===== Information given =====
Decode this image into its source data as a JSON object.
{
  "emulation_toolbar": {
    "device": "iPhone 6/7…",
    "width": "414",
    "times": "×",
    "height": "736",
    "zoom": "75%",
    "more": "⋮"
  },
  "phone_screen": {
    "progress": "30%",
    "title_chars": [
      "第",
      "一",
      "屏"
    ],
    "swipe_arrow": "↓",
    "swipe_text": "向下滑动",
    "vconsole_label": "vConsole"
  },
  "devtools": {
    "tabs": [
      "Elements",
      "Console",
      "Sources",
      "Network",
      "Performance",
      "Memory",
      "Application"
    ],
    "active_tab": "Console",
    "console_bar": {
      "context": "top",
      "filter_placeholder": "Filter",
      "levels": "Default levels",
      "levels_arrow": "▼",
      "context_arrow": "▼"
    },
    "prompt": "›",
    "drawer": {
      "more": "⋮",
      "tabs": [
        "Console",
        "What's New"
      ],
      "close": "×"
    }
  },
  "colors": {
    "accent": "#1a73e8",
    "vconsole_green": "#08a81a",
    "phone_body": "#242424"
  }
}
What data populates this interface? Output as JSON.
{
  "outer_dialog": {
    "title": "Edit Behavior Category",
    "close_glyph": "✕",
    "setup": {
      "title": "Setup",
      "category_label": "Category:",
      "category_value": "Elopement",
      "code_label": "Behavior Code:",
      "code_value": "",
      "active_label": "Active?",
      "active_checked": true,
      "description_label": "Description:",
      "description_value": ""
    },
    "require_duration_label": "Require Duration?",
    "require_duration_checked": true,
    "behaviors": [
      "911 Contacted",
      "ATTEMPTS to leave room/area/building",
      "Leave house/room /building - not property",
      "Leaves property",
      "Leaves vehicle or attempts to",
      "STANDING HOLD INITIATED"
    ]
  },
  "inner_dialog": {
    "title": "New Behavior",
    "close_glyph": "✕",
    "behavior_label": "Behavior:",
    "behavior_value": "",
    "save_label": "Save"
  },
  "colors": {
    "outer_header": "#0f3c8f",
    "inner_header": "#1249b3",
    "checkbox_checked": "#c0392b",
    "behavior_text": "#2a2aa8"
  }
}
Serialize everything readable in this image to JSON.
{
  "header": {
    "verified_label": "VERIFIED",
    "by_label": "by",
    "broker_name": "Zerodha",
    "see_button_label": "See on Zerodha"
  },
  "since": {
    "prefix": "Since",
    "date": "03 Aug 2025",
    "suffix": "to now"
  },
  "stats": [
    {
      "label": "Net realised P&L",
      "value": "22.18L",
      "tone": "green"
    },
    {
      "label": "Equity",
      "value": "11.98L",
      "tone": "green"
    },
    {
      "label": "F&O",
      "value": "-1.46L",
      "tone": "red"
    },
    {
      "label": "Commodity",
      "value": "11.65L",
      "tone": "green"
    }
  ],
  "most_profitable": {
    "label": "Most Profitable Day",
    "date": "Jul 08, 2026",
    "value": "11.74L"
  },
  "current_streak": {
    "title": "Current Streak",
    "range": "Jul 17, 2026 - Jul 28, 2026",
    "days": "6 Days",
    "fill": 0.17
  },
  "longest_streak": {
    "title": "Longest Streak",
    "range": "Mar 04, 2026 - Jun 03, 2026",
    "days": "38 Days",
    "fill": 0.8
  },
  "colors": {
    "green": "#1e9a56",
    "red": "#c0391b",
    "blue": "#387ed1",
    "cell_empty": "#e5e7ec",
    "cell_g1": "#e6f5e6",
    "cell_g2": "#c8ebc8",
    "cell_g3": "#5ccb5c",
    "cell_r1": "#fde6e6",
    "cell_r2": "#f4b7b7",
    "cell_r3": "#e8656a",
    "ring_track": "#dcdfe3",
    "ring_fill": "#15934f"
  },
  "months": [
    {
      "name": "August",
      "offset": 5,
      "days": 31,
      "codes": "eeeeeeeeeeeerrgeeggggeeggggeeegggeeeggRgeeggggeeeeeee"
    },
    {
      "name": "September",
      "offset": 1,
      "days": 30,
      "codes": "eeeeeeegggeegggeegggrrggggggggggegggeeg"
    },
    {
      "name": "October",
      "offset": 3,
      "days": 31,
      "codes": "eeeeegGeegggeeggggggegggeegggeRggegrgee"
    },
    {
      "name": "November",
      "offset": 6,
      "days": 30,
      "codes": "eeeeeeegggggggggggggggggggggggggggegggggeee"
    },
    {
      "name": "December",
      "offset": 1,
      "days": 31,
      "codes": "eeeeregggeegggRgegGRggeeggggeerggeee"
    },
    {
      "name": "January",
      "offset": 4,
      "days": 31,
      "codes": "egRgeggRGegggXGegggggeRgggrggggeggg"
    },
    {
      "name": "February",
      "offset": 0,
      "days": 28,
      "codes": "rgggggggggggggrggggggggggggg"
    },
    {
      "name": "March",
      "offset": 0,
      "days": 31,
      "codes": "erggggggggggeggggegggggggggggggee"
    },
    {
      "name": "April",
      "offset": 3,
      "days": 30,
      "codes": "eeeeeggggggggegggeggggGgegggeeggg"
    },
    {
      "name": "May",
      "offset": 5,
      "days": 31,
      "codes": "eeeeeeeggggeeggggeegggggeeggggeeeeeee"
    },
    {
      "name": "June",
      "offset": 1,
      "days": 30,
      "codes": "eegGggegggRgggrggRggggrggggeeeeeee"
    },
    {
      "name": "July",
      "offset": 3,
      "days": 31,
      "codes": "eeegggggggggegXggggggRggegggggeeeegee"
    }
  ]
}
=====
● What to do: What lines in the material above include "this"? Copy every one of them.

● The completed task:
Decode this image into its source data as a JSON object.
What data populates this interface? Output as JSON.
Serialize everything readable in this image to JSON.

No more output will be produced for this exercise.